During a June 24 meeting, the US Center for Disease Control and Prevention’s (CDC) Advisory Committee on Immunization Practices (ACIP) will consider whether to adopt a broad, routine recommendation for immunization of adolescent and college-age students against the serogroup B meningococcal disease.
The vaccine is currently approved for use in outbreak situations, but it is not currently approved for general vaccination use. The current meningitis vaccinations in general use do not protect against meningitis B, the strain against which this vaccine is designed to inoculate and that is most prevalent in the Pacific Northwest. The current limitation of the vaccine to outbreak situations means that many private insurance companies and public health agencies will only cover the costs of the vaccine in an outbreak and it is difficult to access the vaccine even for those who will pay out of pocket.
In a letter to members of ACIP, the University of Oregon urged the group to approve general use of the vaccine to avoid more tragic outbreaks, to make students safer, and to remove financial barriers to students seeking the vaccine. Other universities and members of Congress, led by Congressman Erik Paulsen (R-MN) and US Senator Al Franken (D-MN), have also communicated with ACIP to support approval of the vaccine for routine immunization of adolescents. The hearing will begin at 5:15 a.m. PT on Wednesday June 24 with the discussion occurring about 7:15 a.m. More information can be found including links to view the hearing available at http://www.cdc.gov/vaccines/acip/meetings/meetings-info.html.
A seventh case of meningitis was announced in the outbreak that impacted the University of Oregon campus, which impact six students and one parent, claiming the life of a student.

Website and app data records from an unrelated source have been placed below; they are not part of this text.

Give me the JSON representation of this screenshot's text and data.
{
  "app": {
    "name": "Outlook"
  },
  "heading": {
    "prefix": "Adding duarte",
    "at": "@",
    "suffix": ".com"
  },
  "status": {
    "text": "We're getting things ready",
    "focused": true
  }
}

The UO has worked collaboratively with the Oregon Health Authority, Lane County Public Health, and the CDC to address the outbreak.
The Oregon congressional delegation, led by US Senator Ron Wyden, and Governor Kate Brown have supported UO’s efforts to respond to the outbreak by raising awareness of the outbreak situation for insurers and participating in public health announcements.